her anxiety and address herself to the real problem.
Another client was
anxious about going to a party where she knew only a few people. She felt that
she was totally responsible for everything going well. Once she reflected on the
fact that she was only one of twenty people who would be there and that she could
not control how the others responded, she lowered her perceived sense of responsibility
and had a corresponding drop in her anxiety.
Often, the client will dislike not having more control over events. The therapist can point out the difference
between responsibility and accountability. The manager of a large division is
not directly responsible for those who work under him. He is, however, accountable
to his boss, and if he is a successful manager, holds himself accountable for
what happens in his division. A therapist is not responsible for clients but is accountable. Similarly, a client, while not responsible for those he interacts
with, can choose to hold himself accountable for his relationship with them --
that is, he had some control, both direct and indirect, over how the relationship

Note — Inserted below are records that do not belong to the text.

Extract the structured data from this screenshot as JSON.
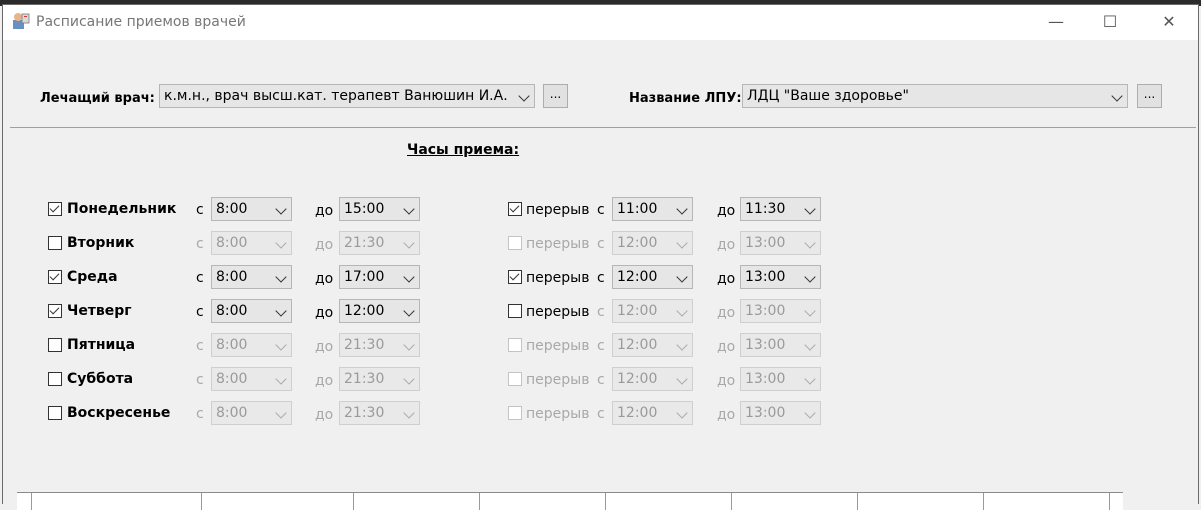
{
  "window": {
    "title": "Расписание приемов врачей",
    "min_icon": "minimize-icon",
    "max_icon": "maximize-icon",
    "close_icon": "close-icon"
  },
  "doctor": {
    "label": "Лечащий врач:",
    "value": "к.м.н., врач высш.кат. терапевт Ванюшин И.А.",
    "button": "..."
  },
  "lpu": {
    "label": "Название ЛПУ:",
    "value": "ЛДЦ \"Ваше здоровье\"",
    "button": "..."
  },
  "hours_title": "Часы приема:",
  "labels": {
    "from": "с",
    "to": "до",
    "break": "перерыв"
  },
  "days": [
    {
      "name": "Понедельник",
      "checked": true,
      "from": "8:00",
      "to": "15:00",
      "break_checked": true,
      "break_from": "11:00",
      "break_to": "11:30"
    },
    {
      "name": "Вторник",
      "checked": false,
      "from": "8:00",
      "to": "21:30",
      "break_checked": false,
      "break_from": "12:00",
      "break_to": "13:00"
    },
    {
      "name": "Среда",
      "checked": true,
      "from": "8:00",
      "to": "17:00",
      "break_checked": true,
      "break_from": "12:00",
      "break_to": "13:00"
    },
    {
      "name": "Четверг",
      "checked": true,
      "from": "8:00",
      "to": "12:00",
      "break_checked": false,
      "break_from": "12:00",
      "break_to": "13:00"
    },
    {
      "name": "Пятница",
      "checked": false,
      "from": "8:00",
      "to": "21:30",
      "break_checked": false,
      "break_from": "12:00",
      "break_to": "13:00"
    },
    {
      "name": "Суббота",
      "checked": false,
      "from": "8:00",
      "to": "21:30",
      "break_checked": false,
      "break_from": "12:00",
      "break_to": "13:00"
    },
    {
      "name": "Воскресенье",
      "checked": false,
      "from": "8:00",
      "to": "21:30",
      "break_checked": false,
      "break_from": "12:00",
      "break_to": "13:00"
    }
  ]
}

Treatment of Anxiety Disorders
- Bandelow, B., Michaelis, S., and Wedekind, D. (2017). Treatment of Anxiety Disorders. Dialogues Clin Neurosci., 19. p. 93-106.
Online Continuing Education QUESTION
What are interventions to assist your client in answering the question:
What's Another Way Of Looking At It? To select and enter your answer go to CEU Answer